** Opening Data to use block **

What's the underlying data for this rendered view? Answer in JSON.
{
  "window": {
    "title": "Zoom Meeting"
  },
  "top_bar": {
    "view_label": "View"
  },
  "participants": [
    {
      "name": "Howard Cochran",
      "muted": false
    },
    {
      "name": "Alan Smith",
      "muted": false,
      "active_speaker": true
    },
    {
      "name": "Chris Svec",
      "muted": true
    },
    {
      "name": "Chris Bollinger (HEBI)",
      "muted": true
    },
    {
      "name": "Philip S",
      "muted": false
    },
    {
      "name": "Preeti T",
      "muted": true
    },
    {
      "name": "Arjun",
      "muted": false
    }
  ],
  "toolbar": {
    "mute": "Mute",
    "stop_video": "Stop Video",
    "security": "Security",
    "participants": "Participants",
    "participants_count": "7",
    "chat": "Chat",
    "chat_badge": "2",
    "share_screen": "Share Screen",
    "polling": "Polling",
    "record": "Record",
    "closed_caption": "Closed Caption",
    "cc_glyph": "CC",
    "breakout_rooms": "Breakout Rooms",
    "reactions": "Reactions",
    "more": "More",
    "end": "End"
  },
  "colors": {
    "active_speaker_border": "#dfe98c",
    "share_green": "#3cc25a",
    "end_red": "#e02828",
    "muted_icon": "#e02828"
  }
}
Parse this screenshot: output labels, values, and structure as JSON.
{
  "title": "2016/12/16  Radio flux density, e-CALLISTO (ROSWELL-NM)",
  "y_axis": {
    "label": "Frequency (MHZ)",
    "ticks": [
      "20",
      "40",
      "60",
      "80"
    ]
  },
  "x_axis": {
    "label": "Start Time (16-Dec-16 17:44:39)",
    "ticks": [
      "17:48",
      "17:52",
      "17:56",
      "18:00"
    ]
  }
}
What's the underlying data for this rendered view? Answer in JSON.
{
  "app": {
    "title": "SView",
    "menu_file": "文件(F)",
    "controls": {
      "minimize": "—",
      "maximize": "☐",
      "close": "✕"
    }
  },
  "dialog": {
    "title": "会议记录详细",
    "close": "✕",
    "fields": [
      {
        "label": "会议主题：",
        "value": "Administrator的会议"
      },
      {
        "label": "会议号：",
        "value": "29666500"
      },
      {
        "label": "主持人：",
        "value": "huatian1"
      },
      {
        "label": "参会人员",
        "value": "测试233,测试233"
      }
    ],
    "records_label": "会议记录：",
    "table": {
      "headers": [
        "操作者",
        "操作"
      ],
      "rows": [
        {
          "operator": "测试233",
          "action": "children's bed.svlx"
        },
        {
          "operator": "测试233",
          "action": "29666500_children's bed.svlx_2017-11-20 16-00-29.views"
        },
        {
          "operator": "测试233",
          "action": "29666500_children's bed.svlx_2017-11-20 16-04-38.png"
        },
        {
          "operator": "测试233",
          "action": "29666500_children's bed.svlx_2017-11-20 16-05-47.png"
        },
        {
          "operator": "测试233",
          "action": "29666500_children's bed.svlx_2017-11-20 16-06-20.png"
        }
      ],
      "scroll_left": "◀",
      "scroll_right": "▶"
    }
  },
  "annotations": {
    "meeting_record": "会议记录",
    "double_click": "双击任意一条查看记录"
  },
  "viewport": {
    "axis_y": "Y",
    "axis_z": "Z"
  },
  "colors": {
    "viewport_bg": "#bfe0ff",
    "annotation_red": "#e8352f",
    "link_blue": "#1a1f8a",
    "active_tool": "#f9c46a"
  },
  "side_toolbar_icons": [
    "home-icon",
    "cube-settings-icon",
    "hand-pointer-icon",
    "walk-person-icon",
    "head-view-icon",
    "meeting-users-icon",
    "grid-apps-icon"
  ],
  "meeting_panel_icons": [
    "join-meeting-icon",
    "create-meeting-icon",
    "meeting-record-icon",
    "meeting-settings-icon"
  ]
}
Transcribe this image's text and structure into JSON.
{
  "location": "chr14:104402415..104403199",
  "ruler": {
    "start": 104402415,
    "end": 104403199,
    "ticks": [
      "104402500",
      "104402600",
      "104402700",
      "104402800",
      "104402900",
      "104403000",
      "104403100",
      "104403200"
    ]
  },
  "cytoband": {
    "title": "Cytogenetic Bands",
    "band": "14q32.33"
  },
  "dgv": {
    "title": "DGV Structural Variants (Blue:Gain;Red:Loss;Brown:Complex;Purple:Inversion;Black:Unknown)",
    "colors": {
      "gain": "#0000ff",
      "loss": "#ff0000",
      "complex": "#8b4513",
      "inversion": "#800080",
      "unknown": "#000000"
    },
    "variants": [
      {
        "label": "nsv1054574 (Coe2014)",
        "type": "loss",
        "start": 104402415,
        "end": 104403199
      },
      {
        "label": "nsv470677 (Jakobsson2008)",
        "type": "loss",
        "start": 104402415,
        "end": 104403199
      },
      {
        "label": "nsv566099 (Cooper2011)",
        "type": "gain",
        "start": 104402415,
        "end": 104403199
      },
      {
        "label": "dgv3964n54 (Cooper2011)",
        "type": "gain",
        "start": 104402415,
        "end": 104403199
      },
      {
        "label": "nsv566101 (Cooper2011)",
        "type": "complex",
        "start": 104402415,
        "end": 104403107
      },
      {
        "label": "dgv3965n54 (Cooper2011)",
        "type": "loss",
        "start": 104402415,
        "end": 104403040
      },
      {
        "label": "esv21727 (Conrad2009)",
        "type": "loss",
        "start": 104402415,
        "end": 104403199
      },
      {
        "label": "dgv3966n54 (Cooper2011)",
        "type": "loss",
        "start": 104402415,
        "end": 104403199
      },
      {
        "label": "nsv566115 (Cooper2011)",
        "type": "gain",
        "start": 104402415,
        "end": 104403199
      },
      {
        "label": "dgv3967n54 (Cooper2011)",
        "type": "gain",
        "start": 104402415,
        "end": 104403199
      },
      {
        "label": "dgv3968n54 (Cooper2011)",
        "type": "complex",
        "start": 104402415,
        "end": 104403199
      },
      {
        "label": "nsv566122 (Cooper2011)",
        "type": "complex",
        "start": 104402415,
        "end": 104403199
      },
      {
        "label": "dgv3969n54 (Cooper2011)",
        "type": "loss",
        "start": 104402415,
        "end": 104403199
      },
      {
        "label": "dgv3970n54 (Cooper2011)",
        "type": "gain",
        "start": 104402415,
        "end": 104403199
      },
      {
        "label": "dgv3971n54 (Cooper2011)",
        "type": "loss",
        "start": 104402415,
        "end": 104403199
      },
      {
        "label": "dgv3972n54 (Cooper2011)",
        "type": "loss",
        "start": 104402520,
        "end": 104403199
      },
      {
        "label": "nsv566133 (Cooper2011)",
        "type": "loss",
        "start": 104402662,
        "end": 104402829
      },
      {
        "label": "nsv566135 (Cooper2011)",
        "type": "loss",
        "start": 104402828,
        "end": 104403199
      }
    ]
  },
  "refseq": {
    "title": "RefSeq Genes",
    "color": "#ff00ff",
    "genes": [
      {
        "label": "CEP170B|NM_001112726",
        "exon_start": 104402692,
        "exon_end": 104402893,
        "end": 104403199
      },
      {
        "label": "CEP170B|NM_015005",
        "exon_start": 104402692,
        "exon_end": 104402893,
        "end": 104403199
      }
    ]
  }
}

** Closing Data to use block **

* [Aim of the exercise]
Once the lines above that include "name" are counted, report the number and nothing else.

* [Your solution]
7